That ice "river" in the picture below? That's actually part of the, currently receding, glacier that Greg was about to hike. Pretty awesome.
This is Peanut Rock. As the guide said, it carries on the fine tradition of things being given terrible names at Fox. Whenever a fresh rock falls off the mountains and becomes part of the landscape, the first person to discover it gets to name it. A helicopter found this one, and was like, "Yeah, I guess it looks like a peanut, that's the name." Our guide was quick to point out how it looks nothing like a peanut.
Fox Glacier is one of three glaciers in the world where rainforest and glacier meet. The other two are in Patagonia and Alaska. Greg's hike took him up into the rainforest before coming back down to the glacier's face.
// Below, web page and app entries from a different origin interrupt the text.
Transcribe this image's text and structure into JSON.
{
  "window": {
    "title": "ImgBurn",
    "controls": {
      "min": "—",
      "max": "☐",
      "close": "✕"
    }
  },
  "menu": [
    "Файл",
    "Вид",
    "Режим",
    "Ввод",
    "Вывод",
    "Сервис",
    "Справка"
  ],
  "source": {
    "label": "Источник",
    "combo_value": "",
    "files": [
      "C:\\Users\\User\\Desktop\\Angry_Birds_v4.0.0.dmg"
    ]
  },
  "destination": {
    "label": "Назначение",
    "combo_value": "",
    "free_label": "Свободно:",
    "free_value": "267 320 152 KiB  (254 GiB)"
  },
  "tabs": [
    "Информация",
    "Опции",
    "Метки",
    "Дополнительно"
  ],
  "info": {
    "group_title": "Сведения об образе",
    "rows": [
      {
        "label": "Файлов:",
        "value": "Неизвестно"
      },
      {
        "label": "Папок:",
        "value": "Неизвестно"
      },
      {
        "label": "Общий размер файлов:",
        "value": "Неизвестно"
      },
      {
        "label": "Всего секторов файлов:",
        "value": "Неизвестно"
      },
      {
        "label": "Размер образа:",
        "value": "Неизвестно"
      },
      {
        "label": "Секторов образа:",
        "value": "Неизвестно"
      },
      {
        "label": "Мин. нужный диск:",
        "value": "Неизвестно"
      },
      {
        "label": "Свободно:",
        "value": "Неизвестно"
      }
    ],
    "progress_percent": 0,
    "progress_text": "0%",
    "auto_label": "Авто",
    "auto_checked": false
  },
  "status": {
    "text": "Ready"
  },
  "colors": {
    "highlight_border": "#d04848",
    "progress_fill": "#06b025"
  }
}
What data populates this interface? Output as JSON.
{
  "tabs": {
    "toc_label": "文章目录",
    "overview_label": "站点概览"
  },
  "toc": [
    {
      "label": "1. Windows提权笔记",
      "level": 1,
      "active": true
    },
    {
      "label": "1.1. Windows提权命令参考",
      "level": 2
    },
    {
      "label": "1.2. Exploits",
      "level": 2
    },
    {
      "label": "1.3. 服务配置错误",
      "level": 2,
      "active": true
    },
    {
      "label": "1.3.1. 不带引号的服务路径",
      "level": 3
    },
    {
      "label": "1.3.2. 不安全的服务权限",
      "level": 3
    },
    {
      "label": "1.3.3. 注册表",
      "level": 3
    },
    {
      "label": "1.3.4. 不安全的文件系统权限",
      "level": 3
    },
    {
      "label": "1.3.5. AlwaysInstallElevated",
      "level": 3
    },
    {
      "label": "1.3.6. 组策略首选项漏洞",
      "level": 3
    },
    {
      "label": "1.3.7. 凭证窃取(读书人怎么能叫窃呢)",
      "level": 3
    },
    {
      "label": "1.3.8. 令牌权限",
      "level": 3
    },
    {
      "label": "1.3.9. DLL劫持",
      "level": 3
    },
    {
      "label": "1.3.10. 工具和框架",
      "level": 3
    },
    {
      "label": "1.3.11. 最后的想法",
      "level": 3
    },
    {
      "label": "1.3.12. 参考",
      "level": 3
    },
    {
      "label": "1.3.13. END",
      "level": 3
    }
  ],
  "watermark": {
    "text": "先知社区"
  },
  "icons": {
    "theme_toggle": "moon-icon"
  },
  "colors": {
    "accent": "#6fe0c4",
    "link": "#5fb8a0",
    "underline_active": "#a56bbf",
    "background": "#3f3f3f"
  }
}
Yeah, I am going to hike all over that.
The glacier is an ever changing thing, that forms and reforms, moving up and down as it melts and freezes each day and night. The rocks on top of the ice move downhill about a meter a day. The larger ones will also topple over quite spectacularly, making it a pretty terrible idea to eat your lunch in the shadow of one.
Greg Otey, Glacier Explorer Extraordinaire.
Naturally formed ice cave. Beautiful, and Greg got to hike into it.
Yeah, that rock is not going to be there for long.
Since this glacier is right next to a temperate rainforest, all kinds of animal life lives right around it. The most notorious is a kind of mountain goat. To impress the ladies, two males will often butt heads and ram each other right on the edge of the rocks. Sometimes, one of the goats goes over the edge, and the guides will find their bones on the ice. Greg now has the leg bone of one such unfortunate goat on his desk at work as a memento.
Fox Glacier has been moving up and down this valley for thousands of years, and as a result, has carved out quite a chasm. Just three years ago the glacier extended several hundred meters farther down stream. During the last ice age, it was as tall as the cliffs in the background. The guide was quick to point out while global warming has certainly had an impact on the glacier, constant growth or reduction in size is normal for any glacier.
What a day!
Meanwhile, Laurel and Olivia were going to explore around Franz Josef. Hmmm, Imogen, what should we have for breakfast?
They ended up at the Franz Josef Wildlife Center. Immy is not too sure about being posed next to this giant kiwi statue.
This is indeed a lot of rain.
Since kiwis are nocturnal birds your chances of seeing them out in the wild are pretty low. We saw two, one at the Napier aquarium and this one in Franz Josef. Now, since it is kept dark for them you are not supposed to take pictures. Please, no one report that Olivia is a notorious rule breaker. Good thing too, or we would have no kiwi pictures!
Following the Wildlife Center, it was time to head over to the Glacier Hot Pools and bathe in the crystal clear, pure waters. Immy and Olivia are clearly enjoying it.
Upon returning to the hotel Olivia noticed that we had possibly the worst designed shower ever. Good job, New Zealand.